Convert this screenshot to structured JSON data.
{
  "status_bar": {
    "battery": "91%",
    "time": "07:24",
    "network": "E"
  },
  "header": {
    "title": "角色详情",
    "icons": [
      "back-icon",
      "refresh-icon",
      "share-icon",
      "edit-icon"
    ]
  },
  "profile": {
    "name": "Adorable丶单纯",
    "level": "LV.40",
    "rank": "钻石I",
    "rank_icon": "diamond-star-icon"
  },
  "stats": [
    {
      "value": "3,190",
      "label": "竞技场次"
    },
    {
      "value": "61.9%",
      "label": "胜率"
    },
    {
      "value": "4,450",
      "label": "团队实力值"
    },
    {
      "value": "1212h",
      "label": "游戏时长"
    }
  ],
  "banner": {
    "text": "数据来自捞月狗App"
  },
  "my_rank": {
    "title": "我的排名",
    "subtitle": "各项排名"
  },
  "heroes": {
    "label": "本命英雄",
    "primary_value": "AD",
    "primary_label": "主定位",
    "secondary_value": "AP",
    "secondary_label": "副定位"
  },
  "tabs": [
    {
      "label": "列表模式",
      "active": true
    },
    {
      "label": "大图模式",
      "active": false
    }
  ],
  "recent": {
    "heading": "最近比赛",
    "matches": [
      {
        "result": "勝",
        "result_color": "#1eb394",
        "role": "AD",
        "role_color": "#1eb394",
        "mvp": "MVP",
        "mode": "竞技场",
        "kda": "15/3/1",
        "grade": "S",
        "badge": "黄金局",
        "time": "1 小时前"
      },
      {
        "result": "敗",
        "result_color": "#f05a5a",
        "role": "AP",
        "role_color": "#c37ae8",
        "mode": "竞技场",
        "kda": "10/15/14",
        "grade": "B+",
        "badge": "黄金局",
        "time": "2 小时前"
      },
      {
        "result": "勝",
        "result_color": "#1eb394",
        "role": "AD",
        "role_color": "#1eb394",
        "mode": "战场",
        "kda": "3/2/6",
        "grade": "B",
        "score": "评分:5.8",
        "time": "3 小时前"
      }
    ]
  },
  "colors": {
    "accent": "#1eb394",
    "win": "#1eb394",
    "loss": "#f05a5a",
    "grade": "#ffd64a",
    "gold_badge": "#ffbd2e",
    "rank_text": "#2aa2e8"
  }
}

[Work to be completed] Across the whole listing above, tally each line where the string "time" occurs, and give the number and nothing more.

[Answer space] 4